What you have to do: What number of lines in the records below hold the word "soft"? Give that number alone.

Dataset rows describing interfaces
--*--

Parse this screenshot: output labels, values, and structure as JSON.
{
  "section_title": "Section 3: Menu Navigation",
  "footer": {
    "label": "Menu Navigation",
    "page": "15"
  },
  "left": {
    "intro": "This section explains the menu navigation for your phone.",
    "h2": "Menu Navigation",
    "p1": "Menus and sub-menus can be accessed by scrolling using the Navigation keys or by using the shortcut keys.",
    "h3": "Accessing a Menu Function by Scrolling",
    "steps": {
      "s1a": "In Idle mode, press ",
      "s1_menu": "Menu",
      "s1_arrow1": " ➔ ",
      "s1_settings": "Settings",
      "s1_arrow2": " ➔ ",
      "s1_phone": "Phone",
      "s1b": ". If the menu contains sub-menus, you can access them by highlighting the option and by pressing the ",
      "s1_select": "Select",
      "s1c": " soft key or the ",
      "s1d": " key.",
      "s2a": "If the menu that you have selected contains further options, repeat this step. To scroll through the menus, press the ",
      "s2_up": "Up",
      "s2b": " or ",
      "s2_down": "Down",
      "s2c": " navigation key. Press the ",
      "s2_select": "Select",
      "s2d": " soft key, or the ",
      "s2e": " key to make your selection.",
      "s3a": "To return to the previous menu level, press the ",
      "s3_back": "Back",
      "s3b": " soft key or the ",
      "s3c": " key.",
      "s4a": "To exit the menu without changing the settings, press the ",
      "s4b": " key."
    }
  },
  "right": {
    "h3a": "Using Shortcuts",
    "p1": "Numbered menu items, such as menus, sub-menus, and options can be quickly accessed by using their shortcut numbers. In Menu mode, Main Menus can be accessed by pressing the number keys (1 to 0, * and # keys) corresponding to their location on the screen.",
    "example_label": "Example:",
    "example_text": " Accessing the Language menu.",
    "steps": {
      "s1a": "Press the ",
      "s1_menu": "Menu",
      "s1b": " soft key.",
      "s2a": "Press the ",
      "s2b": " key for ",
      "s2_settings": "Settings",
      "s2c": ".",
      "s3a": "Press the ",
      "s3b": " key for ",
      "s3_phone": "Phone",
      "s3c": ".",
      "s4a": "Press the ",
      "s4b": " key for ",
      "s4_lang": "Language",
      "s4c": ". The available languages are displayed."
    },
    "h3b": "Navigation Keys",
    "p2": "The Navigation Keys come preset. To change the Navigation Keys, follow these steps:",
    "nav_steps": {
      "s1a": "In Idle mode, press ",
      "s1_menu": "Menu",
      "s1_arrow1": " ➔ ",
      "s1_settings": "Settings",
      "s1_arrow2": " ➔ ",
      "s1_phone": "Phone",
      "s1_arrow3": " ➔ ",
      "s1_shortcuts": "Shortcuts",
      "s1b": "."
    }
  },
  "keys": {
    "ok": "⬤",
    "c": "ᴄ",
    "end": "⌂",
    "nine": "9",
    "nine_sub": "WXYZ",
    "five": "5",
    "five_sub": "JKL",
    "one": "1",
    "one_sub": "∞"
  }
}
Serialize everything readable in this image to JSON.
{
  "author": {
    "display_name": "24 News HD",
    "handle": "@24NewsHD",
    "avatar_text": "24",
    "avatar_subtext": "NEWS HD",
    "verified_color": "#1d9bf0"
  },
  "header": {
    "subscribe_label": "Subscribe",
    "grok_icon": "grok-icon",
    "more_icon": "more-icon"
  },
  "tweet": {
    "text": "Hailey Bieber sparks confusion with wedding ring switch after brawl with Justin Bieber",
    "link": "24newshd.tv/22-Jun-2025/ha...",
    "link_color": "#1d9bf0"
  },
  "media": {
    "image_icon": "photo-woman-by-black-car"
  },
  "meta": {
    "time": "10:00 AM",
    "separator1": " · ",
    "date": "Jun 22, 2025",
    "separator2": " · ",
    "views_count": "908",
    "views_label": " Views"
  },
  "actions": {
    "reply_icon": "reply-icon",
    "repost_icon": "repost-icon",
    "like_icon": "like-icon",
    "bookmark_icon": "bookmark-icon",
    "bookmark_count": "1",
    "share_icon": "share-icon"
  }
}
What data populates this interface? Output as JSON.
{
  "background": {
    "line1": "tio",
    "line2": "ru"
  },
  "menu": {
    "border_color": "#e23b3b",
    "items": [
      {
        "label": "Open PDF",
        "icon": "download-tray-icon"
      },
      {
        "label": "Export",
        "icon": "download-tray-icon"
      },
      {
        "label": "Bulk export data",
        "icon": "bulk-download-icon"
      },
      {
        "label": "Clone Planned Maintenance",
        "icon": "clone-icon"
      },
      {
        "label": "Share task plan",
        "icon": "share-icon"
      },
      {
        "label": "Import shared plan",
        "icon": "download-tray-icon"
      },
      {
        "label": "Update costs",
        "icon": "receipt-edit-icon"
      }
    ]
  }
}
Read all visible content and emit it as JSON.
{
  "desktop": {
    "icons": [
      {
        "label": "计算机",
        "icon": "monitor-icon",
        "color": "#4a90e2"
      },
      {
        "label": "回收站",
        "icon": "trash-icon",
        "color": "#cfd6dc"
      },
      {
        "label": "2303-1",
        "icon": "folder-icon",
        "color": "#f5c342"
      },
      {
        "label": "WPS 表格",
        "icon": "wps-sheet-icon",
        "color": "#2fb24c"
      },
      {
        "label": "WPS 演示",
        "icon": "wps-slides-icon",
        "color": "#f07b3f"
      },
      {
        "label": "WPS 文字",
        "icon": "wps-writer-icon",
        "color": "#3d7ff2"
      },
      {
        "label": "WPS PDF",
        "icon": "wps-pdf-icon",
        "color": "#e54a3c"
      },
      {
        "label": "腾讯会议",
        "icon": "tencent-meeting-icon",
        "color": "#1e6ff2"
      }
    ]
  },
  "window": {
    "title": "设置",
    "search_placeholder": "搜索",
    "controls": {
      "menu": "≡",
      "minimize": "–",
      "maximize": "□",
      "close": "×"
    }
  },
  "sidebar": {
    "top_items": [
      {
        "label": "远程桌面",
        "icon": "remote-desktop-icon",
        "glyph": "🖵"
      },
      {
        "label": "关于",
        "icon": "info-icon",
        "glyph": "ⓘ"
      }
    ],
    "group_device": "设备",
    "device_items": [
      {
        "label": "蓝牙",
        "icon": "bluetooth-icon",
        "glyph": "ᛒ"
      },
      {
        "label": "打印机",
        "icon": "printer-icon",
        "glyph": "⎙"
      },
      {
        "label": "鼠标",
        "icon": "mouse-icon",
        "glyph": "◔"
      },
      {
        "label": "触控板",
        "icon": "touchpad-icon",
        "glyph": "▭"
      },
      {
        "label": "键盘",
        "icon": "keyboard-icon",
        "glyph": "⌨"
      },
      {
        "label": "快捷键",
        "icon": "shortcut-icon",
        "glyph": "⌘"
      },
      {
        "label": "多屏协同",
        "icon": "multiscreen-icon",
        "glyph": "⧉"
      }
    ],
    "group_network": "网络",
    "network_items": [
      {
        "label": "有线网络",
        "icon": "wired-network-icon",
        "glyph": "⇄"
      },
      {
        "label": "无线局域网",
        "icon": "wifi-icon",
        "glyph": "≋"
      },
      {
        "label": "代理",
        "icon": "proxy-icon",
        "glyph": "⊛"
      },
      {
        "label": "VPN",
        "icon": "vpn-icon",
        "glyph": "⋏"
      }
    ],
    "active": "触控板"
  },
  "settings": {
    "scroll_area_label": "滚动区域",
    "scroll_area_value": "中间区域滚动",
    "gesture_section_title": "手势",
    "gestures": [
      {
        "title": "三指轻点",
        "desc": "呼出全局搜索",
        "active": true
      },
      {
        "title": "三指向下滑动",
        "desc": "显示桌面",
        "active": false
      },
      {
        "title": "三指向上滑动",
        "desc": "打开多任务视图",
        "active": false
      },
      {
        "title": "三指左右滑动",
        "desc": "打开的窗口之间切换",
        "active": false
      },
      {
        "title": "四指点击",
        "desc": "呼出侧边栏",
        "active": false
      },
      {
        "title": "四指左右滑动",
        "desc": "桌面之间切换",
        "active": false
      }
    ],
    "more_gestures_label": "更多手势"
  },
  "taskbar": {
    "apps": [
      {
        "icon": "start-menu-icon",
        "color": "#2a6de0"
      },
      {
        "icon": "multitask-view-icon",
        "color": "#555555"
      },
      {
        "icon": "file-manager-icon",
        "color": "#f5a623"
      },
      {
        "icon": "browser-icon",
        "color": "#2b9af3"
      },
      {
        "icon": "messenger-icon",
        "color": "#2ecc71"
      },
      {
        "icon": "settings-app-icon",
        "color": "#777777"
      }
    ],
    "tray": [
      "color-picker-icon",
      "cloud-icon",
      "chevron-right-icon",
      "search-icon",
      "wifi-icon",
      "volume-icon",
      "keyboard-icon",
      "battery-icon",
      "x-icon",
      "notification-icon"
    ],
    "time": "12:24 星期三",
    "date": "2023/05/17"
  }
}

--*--

Answer for this exercise: 4